Click to Skip Ad
Closing in...

'Dark Knight Rises' Opening Clouded by Brutal Theater-Shooting Spree; Ignites Larger Debate UPDATED

Photo of Anne Thompson By Anne Thompson | Thompson on Hollywood July 20, 2012 at 1:14PM

"There's a storm coming," Catwoman whispers in Bruce Wayne's ear in "The Dark Knight Rises." A gunman firing into the crowd inside a Thursday midnight show of the film at a Colorado movie theater, killing 12 and wounding some 22, will yield a firestorm of debate in this presidential election year. Shortly after the start of the film...

"On behalf of all the members and staff of NATO, our hearts and prayers go out to the victims of this despicable act and their families. We are grateful for the quick and effective response by police and emergency personnel. Guest safety is, and will continue to be a priority for theater owners. NATO members are working closely with local law enforcement agencies and reviewing security procedures."

AMC Theatres stated:

"For the safety and security of our guests and associates, we are actively working with local law enforcement in communities throughout the nation and under the circumstances we are reaching out to all of our theatres to review our safety and security procedures." And later they added:

AMC Theatres is deeply saddened by the Aurora tragedy. Movie going is part of our social fabric and this senseless act shakes us to our core. We’re reinforcing our security procedures with our theatre teams, which we cannot discuss in detail for obvious, safety reasons. Local law enforcement agencies, our landlords and their and our local security teams are stepping up nationwide to ensure we provide the safest environment possible for our guests. We couldn’t be more grateful for their collective support.

At this time, our show schedules circuit-wide will not change. We will not allow any guests into our theatres in costumes that make other guests feel uncomfortable and we will not permit face-covering masks or fake weapons inside our buildings. If guests wish to exchange or refund any tickets, we will honor our existing policy and do as our guests wish. We are taking necessary precautions to ensure our guests who wish to enjoy a movie this weekend can do so with as much peace of mind as possible in these circumstances.

Landmark Theatres stated:

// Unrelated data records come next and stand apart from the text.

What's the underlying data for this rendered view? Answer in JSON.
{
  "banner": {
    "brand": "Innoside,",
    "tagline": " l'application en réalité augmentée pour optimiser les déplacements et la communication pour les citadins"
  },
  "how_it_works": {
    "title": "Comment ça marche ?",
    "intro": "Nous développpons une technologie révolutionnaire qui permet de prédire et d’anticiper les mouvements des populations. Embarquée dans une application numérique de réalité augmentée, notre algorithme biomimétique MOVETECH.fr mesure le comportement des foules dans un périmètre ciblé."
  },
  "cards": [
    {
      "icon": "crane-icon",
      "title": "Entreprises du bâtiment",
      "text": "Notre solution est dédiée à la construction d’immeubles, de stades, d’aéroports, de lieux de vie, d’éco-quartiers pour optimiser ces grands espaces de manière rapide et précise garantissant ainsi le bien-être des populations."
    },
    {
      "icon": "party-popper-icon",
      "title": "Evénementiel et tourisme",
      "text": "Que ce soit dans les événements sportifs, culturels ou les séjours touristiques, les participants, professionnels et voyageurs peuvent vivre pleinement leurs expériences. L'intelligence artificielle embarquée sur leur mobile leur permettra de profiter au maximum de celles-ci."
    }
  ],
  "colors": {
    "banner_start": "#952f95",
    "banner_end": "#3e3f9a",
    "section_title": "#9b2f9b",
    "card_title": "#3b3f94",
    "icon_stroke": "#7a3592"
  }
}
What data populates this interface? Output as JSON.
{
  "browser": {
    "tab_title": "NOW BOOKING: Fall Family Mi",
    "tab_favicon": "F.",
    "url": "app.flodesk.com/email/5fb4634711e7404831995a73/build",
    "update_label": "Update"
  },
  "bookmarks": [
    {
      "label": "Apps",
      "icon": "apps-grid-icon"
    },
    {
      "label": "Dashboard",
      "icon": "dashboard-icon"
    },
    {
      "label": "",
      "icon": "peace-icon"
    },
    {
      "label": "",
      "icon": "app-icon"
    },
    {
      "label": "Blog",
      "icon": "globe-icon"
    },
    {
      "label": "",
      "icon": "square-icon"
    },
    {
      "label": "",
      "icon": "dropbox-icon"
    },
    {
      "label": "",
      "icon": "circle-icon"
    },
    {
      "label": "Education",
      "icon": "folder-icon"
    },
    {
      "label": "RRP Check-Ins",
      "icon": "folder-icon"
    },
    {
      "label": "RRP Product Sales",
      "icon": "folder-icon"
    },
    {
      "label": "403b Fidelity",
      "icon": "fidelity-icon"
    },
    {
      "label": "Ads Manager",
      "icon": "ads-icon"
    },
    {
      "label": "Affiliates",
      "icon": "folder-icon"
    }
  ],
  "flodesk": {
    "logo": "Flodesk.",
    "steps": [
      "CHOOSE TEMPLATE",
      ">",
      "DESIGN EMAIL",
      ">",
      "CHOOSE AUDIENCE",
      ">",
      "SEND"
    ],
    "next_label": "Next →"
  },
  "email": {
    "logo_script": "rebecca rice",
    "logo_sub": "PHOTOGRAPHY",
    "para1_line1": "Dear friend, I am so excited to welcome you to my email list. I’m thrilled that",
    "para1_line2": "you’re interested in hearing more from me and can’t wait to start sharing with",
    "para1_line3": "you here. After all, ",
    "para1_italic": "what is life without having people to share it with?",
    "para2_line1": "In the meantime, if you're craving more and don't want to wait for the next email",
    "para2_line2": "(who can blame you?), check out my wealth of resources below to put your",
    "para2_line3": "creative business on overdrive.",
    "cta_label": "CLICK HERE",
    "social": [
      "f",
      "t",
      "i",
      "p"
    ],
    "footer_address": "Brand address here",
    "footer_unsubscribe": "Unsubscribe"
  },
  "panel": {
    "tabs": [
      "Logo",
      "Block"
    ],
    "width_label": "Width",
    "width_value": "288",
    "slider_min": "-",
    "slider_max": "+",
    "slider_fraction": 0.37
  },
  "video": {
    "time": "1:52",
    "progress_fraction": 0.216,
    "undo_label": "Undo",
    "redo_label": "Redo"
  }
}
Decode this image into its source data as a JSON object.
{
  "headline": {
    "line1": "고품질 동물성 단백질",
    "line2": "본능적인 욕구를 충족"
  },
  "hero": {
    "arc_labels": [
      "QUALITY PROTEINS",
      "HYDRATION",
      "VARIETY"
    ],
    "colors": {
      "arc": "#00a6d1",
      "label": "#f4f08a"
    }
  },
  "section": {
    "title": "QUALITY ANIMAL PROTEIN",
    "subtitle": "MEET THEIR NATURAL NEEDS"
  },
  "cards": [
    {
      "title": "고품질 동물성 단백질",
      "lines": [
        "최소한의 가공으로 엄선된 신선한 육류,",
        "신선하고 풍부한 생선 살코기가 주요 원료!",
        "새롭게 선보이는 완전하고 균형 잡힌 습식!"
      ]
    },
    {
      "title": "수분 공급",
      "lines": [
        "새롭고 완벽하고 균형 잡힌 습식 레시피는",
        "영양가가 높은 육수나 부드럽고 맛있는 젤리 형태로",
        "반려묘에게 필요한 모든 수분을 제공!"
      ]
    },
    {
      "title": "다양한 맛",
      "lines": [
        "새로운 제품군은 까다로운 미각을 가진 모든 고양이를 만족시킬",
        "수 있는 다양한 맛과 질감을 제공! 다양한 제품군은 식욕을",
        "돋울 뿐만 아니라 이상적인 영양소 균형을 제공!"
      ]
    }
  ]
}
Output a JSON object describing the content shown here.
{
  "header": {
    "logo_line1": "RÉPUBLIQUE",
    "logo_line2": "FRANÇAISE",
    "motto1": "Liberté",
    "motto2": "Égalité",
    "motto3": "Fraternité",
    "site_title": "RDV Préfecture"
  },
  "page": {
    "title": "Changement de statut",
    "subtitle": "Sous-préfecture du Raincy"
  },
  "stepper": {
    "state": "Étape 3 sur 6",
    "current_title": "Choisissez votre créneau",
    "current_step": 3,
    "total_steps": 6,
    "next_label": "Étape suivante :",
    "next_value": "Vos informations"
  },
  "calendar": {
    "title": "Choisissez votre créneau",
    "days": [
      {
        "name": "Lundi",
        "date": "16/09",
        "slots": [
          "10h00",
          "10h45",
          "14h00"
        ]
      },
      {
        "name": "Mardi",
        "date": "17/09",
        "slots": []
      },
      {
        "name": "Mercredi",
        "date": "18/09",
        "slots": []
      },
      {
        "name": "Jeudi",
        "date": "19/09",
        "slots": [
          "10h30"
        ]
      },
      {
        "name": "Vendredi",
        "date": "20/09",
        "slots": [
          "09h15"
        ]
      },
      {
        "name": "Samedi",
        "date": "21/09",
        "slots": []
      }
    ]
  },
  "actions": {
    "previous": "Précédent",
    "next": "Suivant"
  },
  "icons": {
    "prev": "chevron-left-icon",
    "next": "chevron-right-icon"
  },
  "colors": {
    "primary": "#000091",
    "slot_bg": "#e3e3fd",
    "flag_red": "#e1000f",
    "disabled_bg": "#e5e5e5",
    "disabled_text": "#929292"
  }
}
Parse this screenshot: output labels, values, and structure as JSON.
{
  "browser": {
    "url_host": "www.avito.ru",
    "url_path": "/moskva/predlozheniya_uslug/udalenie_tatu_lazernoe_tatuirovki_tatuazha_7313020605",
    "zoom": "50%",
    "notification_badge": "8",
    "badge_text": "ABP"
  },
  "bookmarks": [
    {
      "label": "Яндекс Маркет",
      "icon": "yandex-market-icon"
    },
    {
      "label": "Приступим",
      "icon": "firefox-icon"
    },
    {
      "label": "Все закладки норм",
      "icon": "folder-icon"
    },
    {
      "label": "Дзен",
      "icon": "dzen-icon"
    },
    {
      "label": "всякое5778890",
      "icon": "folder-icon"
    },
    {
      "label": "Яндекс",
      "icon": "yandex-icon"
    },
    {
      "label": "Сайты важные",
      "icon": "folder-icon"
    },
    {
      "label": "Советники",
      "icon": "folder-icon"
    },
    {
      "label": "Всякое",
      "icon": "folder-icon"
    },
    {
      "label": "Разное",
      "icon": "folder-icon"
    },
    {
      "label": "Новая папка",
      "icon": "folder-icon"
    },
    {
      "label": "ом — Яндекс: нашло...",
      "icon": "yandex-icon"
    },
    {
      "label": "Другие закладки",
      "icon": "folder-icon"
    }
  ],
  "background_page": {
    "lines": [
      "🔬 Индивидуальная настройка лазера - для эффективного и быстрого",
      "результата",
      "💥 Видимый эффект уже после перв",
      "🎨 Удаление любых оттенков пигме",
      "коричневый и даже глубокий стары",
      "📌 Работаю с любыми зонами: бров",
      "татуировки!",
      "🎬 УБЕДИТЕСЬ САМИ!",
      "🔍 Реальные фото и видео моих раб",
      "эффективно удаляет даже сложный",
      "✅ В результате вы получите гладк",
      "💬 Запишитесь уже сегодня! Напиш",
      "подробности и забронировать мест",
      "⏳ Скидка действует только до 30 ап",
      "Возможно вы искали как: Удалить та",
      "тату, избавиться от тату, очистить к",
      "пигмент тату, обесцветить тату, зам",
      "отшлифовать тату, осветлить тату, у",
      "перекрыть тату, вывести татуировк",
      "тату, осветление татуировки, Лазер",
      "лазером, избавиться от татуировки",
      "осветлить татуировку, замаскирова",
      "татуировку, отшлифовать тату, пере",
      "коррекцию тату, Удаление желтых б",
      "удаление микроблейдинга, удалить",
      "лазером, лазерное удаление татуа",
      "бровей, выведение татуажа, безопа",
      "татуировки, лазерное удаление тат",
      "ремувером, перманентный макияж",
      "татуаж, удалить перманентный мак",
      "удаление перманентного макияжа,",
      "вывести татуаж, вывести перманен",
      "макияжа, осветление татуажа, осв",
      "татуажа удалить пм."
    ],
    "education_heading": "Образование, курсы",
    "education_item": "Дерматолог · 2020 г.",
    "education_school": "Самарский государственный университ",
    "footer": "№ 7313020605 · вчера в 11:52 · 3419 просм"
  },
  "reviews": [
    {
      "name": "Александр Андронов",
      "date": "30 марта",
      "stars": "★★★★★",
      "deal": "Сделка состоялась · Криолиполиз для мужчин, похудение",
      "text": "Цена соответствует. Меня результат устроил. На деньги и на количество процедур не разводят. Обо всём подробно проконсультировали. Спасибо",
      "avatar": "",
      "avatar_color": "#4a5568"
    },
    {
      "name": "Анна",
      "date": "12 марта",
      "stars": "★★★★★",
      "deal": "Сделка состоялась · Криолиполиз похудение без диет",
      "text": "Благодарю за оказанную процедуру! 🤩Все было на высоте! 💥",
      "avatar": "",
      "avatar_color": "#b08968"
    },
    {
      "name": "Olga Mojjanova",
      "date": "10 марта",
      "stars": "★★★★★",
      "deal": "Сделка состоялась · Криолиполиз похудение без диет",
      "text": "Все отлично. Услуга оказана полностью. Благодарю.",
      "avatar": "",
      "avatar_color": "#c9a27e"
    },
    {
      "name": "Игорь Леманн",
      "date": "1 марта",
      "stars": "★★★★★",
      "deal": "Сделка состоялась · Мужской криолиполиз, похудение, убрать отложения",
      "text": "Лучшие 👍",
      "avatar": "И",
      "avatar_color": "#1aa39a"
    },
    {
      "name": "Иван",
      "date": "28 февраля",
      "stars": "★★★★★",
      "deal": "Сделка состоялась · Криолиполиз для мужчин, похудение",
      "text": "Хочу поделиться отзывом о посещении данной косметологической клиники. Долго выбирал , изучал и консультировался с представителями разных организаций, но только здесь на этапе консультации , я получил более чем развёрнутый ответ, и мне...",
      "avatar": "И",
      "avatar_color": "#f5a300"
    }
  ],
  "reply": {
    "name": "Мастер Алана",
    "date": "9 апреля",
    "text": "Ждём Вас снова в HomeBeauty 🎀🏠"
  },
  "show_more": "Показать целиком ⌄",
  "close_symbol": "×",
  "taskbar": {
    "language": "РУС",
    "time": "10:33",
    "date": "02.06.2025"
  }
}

"Everyone at Landmark is stunned and saddened at this horrible tragedy in Aurora. Our hearts go out to the victims, their families and friends as well as everyone who was at the theatre. Guest safety which has always been of utmost importance will continue to be a major priority for us
and all theatre operators. What was one of the world’s most anticipated nights of movie-going has now been affected in the worst imaginable way. Although the media coverage naturally is focused on the shooter, it is the innocent victims and their families who we mourn for today."

The shootings bring a PR nightmare for the studio, reports Variety:

On Friday morning, U.S. TV news outlets mounted extensive coverage of the mass slayings. ABC and CBS were confirmed to broadcast their nightly news programs from Aurora on Friday as a horde of journos descend on the Denver suburb. "TDKR's" association with the slayings is sure to be a PR nightmare for Warner Bros., which has so carefully tended its Batman franchise over the decades. By early Friday morning, ABC News was branding its coverage: "Tragedy in Colorado: The Batman Massacre."

TV newsers were quick to point out that Aurora is less than twenty miles from Columbine High School in Littleton, Colo., where two students shot and killed thirteen people in 1999.

As for media coverage of the shootings, ABC News had to apologize for incorrectly reporting that Holmes was a Tea Party member. Slate addresses the politicization of the tragedy.

This article is related to: Batman, The Dark Knight Rises, Christopher Nolan, Warner Bros./New Line, Exhibition

E-Mail Updates

Thompson on Hollywood

Born and raised in Manhattan, Anne Thompson grew up going to the Thalia and The New Yorker and wound up at grad Cinema Studies at NYU. She worked at United Artists and Film Comment before heading west as that magazine's west coast editor. She wrote for the LA Weekly, Sight and Sound, Empire, The New York Times and Entertainment Weekly before serving as West Coast Editor of Premiere. She wrote for The Washington Post, The London Observer, Wired, More, and Vanity Fair, and did staff stints at The Hollywood Reporter and Variety. She eventually took her blog Thompson on Hollywood to Indiewire. She taught film criticism at USC Critical Studies, and continues to host the fall semester of “Sneak Previews” for UCLA Extension.